■ About this exercise
Exactly as they stand, give the records below again, with no images.

■ Material provided
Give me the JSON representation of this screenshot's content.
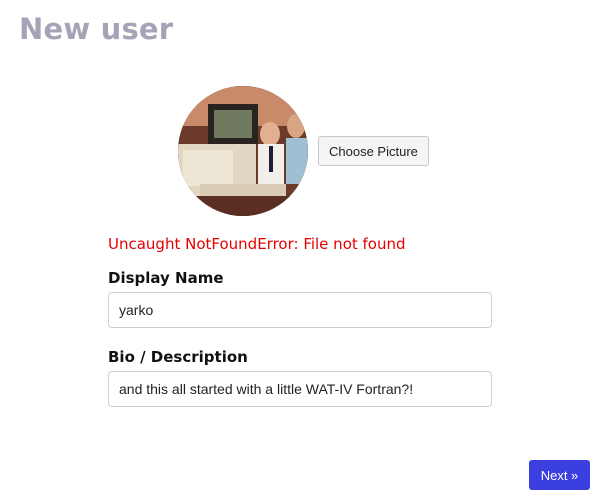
{
  "page": {
    "title": "New user"
  },
  "avatar": {
    "choose_label": "Choose Picture"
  },
  "error": {
    "message": "Uncaught NotFoundError: File not found"
  },
  "form": {
    "display_name": {
      "label": "Display Name",
      "value": "yarko"
    },
    "bio": {
      "label": "Bio / Description",
      "value": "and this all started with a little WAT-IV Fortran?!"
    }
  },
  "actions": {
    "next_label": "Next »"
  },
  "colors": {
    "title": "#a5a3b8",
    "error": "#e60000",
    "primary_button": "#3b3fe0"
  }
}
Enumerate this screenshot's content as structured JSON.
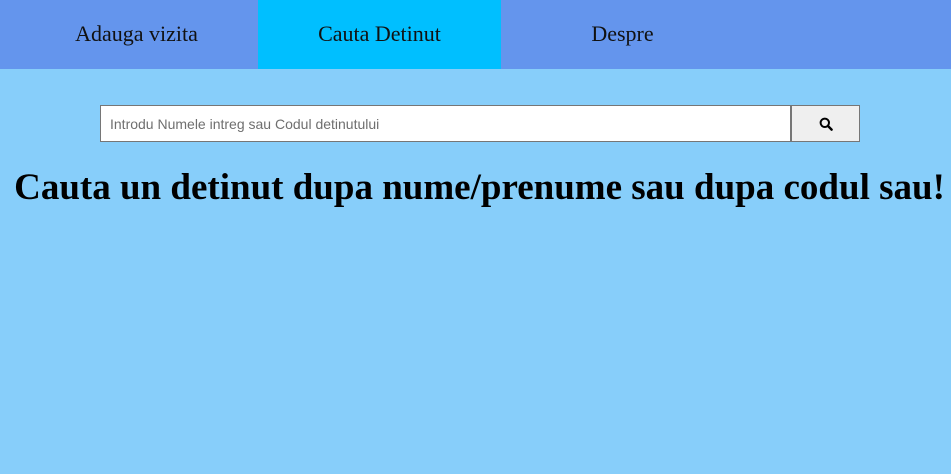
{
  "nav": {
    "items": [
      {
        "label": "Adauga vizita",
        "active": false
      },
      {
        "label": "Cauta Detinut",
        "active": true
      },
      {
        "label": "Despre",
        "active": false
      }
    ]
  },
  "search": {
    "placeholder": "Introdu Numele intreg sau Codul detinutului",
    "value": "",
    "button_icon": "search-icon"
  },
  "main": {
    "heading": "Cauta un detinut dupa nume/prenume sau dupa codul sau!"
  },
  "colors": {
    "page_background": "#87CEFA",
    "navbar_background": "#6495ED",
    "active_tab_background": "#00BFFF"
  }
}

■ The completed task
Give me the JSON representation of this screenshot's content.
{
  "page": {
    "title": "New user"
  },
  "avatar": {
    "choose_label": "Choose Picture"
  },
  "error": {
    "message": "Uncaught NotFoundError: File not found"
  },
  "form": {
    "display_name": {
      "label": "Display Name",
      "value": "yarko"
    },
    "bio": {
      "label": "Bio / Description",
      "value": "and this all started with a little WAT-IV Fortran?!"
    }
  },
  "actions": {
    "next_label": "Next »"
  },
  "colors": {
    "title": "#a5a3b8",
    "error": "#e60000",
    "primary_button": "#3b3fe0"
  }
}
Enumerate this screenshot's content as structured JSON.
{
  "nav": {
    "items": [
      {
        "label": "Adauga vizita",
        "active": false
      },
      {
        "label": "Cauta Detinut",
        "active": true
      },
      {
        "label": "Despre",
        "active": false
      }
    ]
  },
  "search": {
    "placeholder": "Introdu Numele intreg sau Codul detinutului",
    "value": "",
    "button_icon": "search-icon"
  },
  "main": {
    "heading": "Cauta un detinut dupa nume/prenume sau dupa codul sau!"
  },
  "colors": {
    "page_background": "#87CEFA",
    "navbar_background": "#6495ED",
    "active_tab_background": "#00BFFF"
  }
}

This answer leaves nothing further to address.